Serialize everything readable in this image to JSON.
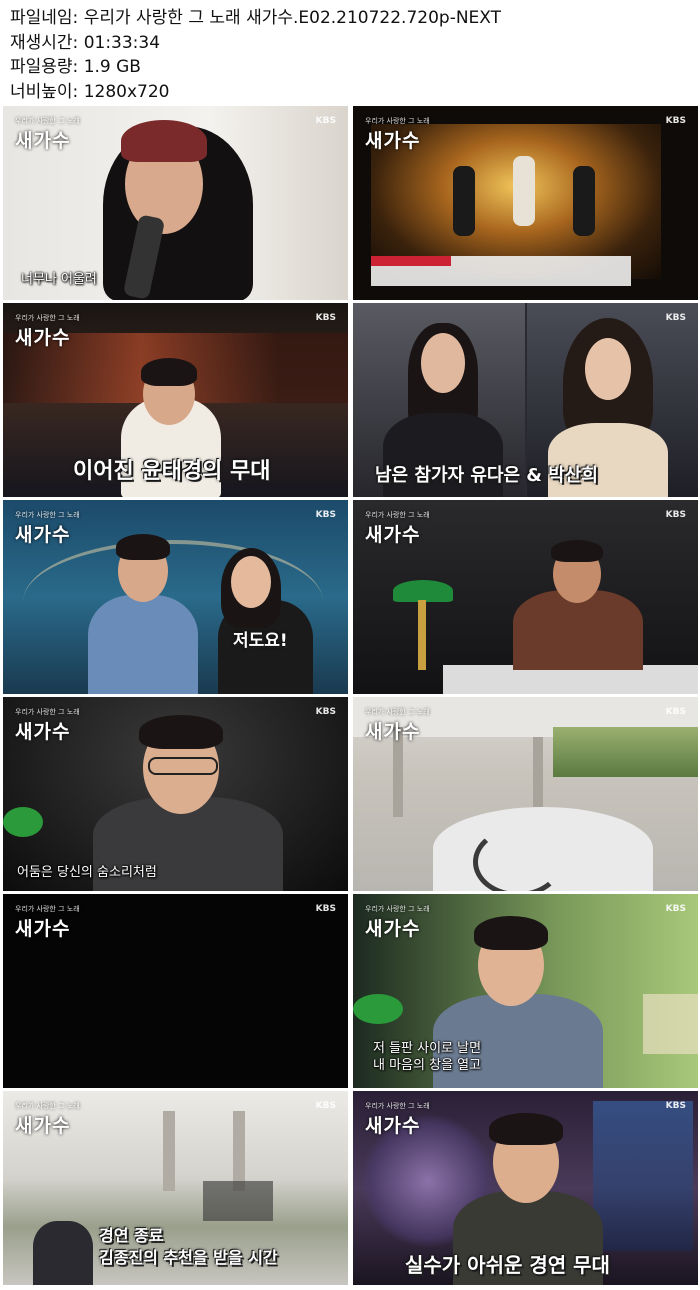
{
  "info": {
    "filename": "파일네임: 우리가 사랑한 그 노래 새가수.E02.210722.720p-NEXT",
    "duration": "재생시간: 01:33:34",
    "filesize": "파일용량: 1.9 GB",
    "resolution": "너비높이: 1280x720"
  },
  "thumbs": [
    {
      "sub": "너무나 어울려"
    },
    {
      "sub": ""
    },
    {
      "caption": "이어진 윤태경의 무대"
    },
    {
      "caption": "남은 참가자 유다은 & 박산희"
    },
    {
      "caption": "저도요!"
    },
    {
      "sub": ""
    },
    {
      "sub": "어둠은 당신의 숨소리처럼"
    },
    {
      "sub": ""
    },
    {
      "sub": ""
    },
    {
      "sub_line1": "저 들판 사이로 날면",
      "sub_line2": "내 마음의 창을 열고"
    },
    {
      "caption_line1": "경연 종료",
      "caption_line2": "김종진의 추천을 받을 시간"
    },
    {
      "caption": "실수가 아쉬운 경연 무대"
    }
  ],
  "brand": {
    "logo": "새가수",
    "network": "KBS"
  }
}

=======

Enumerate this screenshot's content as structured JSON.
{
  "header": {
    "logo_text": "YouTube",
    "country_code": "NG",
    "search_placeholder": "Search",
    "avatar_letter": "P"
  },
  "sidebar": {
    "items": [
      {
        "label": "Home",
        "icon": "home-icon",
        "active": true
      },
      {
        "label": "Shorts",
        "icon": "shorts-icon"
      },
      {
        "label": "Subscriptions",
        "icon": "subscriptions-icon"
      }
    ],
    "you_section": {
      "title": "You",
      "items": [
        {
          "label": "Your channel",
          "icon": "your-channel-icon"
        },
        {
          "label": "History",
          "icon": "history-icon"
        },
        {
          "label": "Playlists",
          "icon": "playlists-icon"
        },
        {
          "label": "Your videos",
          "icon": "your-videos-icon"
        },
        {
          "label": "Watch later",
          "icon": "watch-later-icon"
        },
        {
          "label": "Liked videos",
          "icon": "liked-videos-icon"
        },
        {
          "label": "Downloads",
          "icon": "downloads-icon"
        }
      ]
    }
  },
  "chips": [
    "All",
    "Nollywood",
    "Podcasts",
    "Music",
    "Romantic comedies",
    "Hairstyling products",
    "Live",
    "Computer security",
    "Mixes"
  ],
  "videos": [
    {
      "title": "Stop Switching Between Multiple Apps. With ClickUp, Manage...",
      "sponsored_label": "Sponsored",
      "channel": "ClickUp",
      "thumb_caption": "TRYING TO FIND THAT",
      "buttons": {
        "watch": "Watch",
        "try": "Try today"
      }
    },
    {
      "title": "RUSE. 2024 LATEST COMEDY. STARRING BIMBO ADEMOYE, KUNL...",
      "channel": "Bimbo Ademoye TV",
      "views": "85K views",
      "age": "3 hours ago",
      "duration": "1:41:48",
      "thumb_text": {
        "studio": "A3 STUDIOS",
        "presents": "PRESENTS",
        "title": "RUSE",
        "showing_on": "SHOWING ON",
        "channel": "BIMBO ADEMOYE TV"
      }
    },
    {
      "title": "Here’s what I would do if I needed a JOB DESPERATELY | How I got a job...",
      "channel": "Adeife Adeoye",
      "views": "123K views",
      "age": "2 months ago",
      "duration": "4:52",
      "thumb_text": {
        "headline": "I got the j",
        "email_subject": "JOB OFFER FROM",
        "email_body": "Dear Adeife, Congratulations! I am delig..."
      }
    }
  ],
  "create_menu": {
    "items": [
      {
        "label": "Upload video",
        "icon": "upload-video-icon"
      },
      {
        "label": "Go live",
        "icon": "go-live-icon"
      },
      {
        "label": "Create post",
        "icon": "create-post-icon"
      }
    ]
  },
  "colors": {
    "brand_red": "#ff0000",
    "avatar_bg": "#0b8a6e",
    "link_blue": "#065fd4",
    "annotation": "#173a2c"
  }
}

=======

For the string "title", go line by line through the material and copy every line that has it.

- [Answer to the exercise]
      "title": "You",
      "title": "Stop Switching Between Multiple Apps. With ClickUp, Manage...",
      "title": "RUSE. 2024 LATEST COMEDY. STARRING BIMBO ADEMOYE, KUNL...",
        "title": "RUSE",
      "title": "Here’s what I would do if I needed a JOB DESPERATELY | How I got a job...",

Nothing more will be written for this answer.